Council first discussed this opportunity in the fall of 2019, when we learned that the management of Lurie Terrace was considering a sale of the property. Management of Lurie Terrace approached the City, hoping we might be a buyer that would continue their mission. If the property was sold to a private developer, the community would be redeveloped as market rate housing – likely very expensive housing, given its proximity to downtown. The proceeds from such a sale would be significant (and these proceeds would be re-invested in other community nonprofits), but the existing affordable units would be lost and residents would be displaced.
When Council first considered opportunities related to this property, one of my colleagues wondered what kind of additional tax revenue the City would gain if Lurie Terrace changed hands for redevelopment as market rate housing. This is certainly one aspect of redevelopment and gentrification in Ann Arbor: every time a more affordable housing unit is eliminated to create a more expensive housing unit, the City receives more tax revenue. In that initial conversation, discussion of tax revenue was very brief because most of Council was focused on the affordable units and the need to preserve them.
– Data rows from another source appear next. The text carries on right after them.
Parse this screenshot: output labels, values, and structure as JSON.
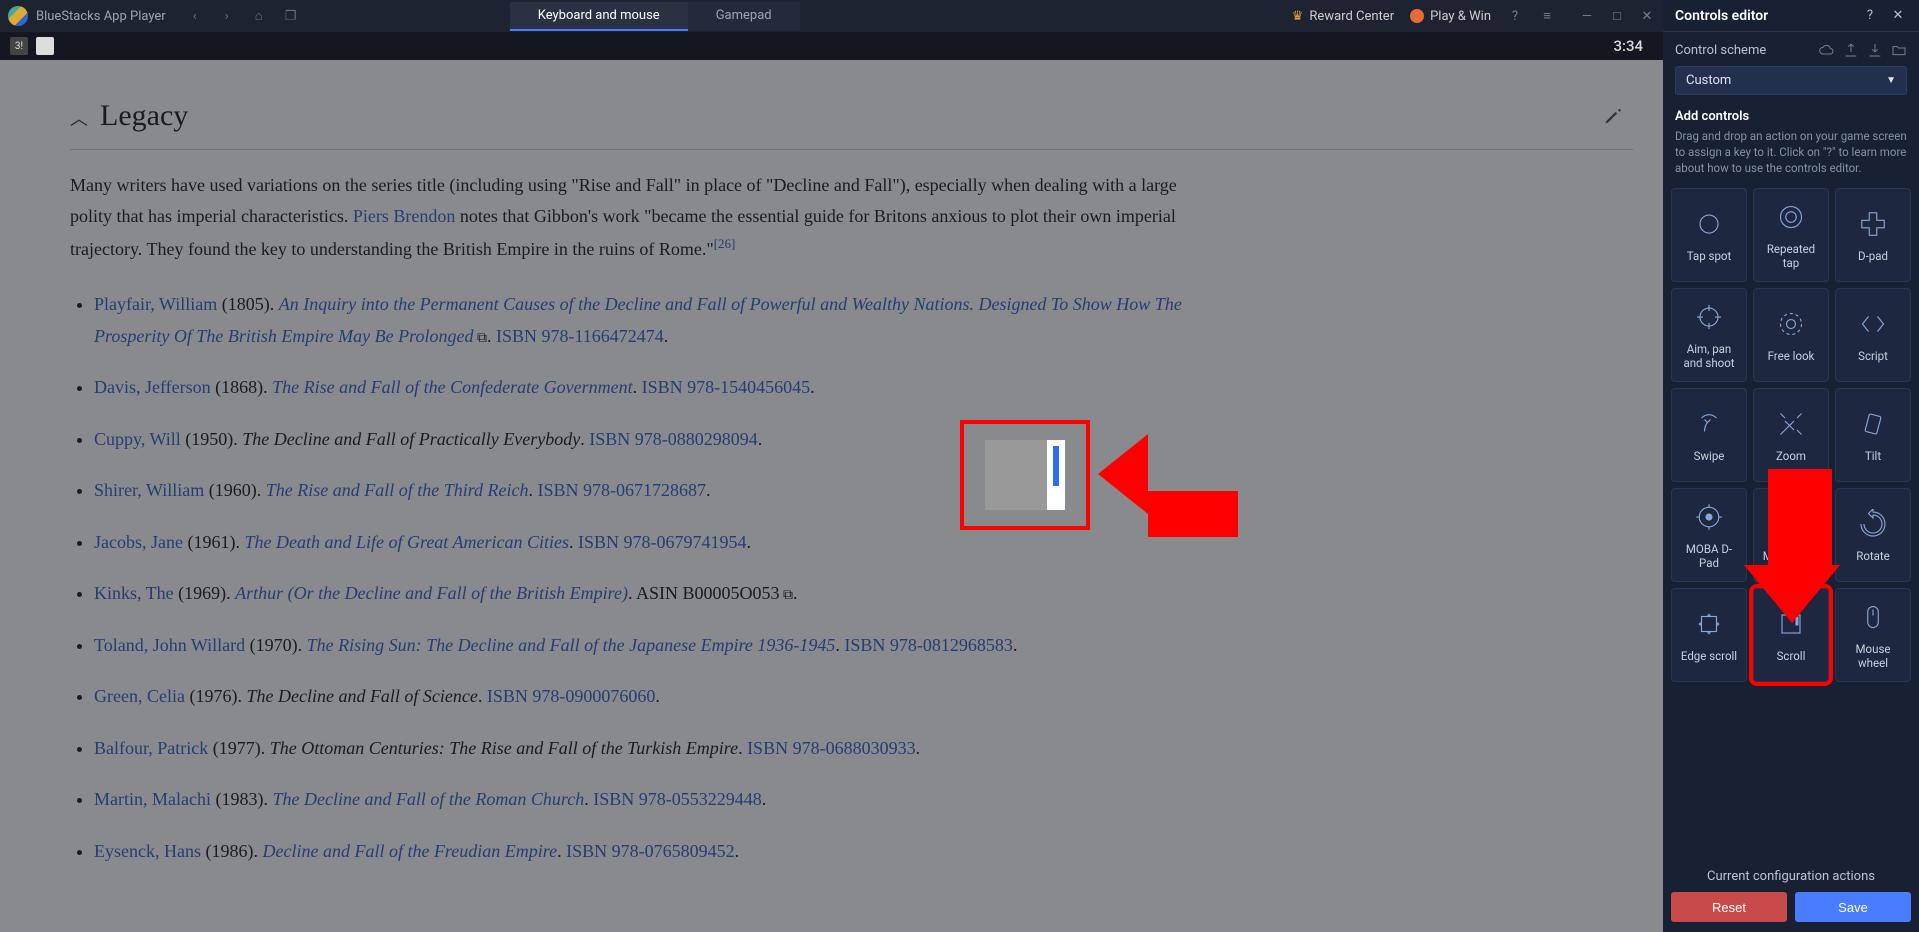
{
  "titlebar": {
    "title": "BlueStacks App Player",
    "tabs": [
      "Keyboard and mouse",
      "Gamepad"
    ],
    "active_tab": 0,
    "right": {
      "reward": "Reward Center",
      "play": "Play & Win"
    }
  },
  "subbar": {
    "time": "3:34"
  },
  "wiki": {
    "heading": "Legacy",
    "para_pre": "Many writers have used variations on the series title (including using \"Rise and Fall\" in place of \"Decline and Fall\"), especially when dealing with a large polity that has imperial characteristics. ",
    "para_link": "Piers Brendon",
    "para_post": " notes that Gibbon's work \"became the essential guide for Britons anxious to plot their own imperial trajectory. They found the key to understanding the British Empire in the ruins of Rome.\"",
    "ref": "[26]",
    "items": [
      {
        "author": "Playfair, William",
        "year": " (1805). ",
        "title": "An Inquiry into the Permanent Causes of the Decline and Fall of Powerful and Wealthy Nations. Designed To Show How The Prosperity Of The British Empire May Be Prolonged",
        "ext": true,
        "post": ". ",
        "isbn": "ISBN 978-1166472474",
        "tail": "."
      },
      {
        "author": "Davis, Jefferson",
        "year": " (1868). ",
        "title": "The Rise and Fall of the Confederate Government",
        "post": ". ",
        "isbn": "ISBN 978-1540456045",
        "tail": "."
      },
      {
        "author": "Cuppy, Will",
        "year": " (1950). ",
        "plain_title": "The Decline and Fall of Practically Everybody",
        "post": ". ",
        "isbn": "ISBN 978-0880298094",
        "tail": "."
      },
      {
        "author": "Shirer, William",
        "year": " (1960). ",
        "title": "The Rise and Fall of the Third Reich",
        "post": ". ",
        "isbn": "ISBN 978-0671728687",
        "tail": "."
      },
      {
        "author": "Jacobs, Jane",
        "year": " (1961). ",
        "title": "The Death and Life of Great American Cities",
        "post": ". ",
        "isbn": "ISBN 978-0679741954",
        "tail": "."
      },
      {
        "author": "Kinks, The",
        "year": " (1969). ",
        "title": "Arthur (Or the Decline and Fall of the British Empire)",
        "post": ". ",
        "asin": "ASIN B00005O053",
        "ext2": true,
        "tail": "."
      },
      {
        "author": "Toland, John Willard",
        "year": " (1970). ",
        "title": "The Rising Sun: The Decline and Fall of the Japanese Empire 1936-1945",
        "post": ". ",
        "isbn": "ISBN 978-0812968583",
        "tail": "."
      },
      {
        "author": "Green, Celia",
        "year": " (1976). ",
        "plain_title": "The Decline and Fall of Science",
        "post": ". ",
        "isbn": "ISBN 978-0900076060",
        "tail": "."
      },
      {
        "author": "Balfour, Patrick",
        "year": " (1977). ",
        "plain_title": "The Ottoman Centuries: The Rise and Fall of the Turkish Empire",
        "post": ". ",
        "isbn": "ISBN 978-0688030933",
        "tail": "."
      },
      {
        "author": "Martin, Malachi",
        "year": " (1983). ",
        "title": "The Decline and Fall of the Roman Church",
        "post": ". ",
        "isbn": "ISBN 978-0553229448",
        "tail": "."
      },
      {
        "author": "Eysenck, Hans",
        "year": " (1986). ",
        "title": "Decline and Fall of the Freudian Empire",
        "post": ". ",
        "isbn": "ISBN 978-0765809452",
        "tail": "."
      }
    ]
  },
  "sidebar": {
    "title": "Controls editor",
    "scheme_label": "Control scheme",
    "scheme_selected": "Custom",
    "add_title": "Add controls",
    "add_help": "Drag and drop an action on your game screen to assign a key to it. Click on \"?\" to learn more about how to use the controls editor.",
    "tiles": [
      {
        "label": "Tap spot",
        "icon": "circle"
      },
      {
        "label": "Repeated tap",
        "icon": "circles"
      },
      {
        "label": "D-pad",
        "icon": "dpad"
      },
      {
        "label": "Aim, pan and shoot",
        "icon": "crosshair"
      },
      {
        "label": "Free look",
        "icon": "freelook"
      },
      {
        "label": "Script",
        "icon": "script"
      },
      {
        "label": "Swipe",
        "icon": "swipe"
      },
      {
        "label": "Zoom",
        "icon": "zoom"
      },
      {
        "label": "Tilt",
        "icon": "tilt"
      },
      {
        "label": "MOBA D-Pad",
        "icon": "moba"
      },
      {
        "label": "MOBA Skill",
        "icon": "skill"
      },
      {
        "label": "Rotate",
        "icon": "rotate"
      },
      {
        "label": "Edge scroll",
        "icon": "edge"
      },
      {
        "label": "Scroll",
        "icon": "scroll",
        "hl": true
      },
      {
        "label": "Mouse wheel",
        "icon": "mouse"
      }
    ],
    "footer_label": "Current configuration actions",
    "reset": "Reset",
    "save": "Save"
  }
}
After discussion and debate in closed session, Council directed staff to explore possibilities and keep us posted about what was feasible. Since 2019, City staff have been negotiating legal agreements and lining up funding to make the deal work. Council was advised that nothing could be discussed publicly. Last month – to facilitate purchase of Lurie Terrace – Council approved new acquisition procedures for our Housing Commission:
Our City’s legal department and the housing commission (led by Jennifer Hall) have worked incredibly hard these last ten months, hammering out details to make sure that no one loses housing and that these below-market-rate units continue to be affordable for residents who need them. Funding arrangements include a HUD-insured loan, $319,000 in the Ann Arbor Housing Commission FY21 budget, and up to $1 million from the Ann Arbor Downtown Development Authority. Moving forward, 40% of all tenants will be limited to 60% of AMI or less and 60% of all tenants will be limited to 80% of AMI or less; all existing tenants are grandfathered in, regardless of income.
I’m very proud to have supported the current plan to save the 136 units of housing at Lurie Terrace. This opportunity came up at a time when we could effectively leverage resources – these units continue to be important as our community weathers the storm of the pandemic and economic downturn. Ten months ago (when our economic outlook was very different), this decision prompted debate, but I am confident that we made the right decision.
Thank you for helping me represent Ward 4!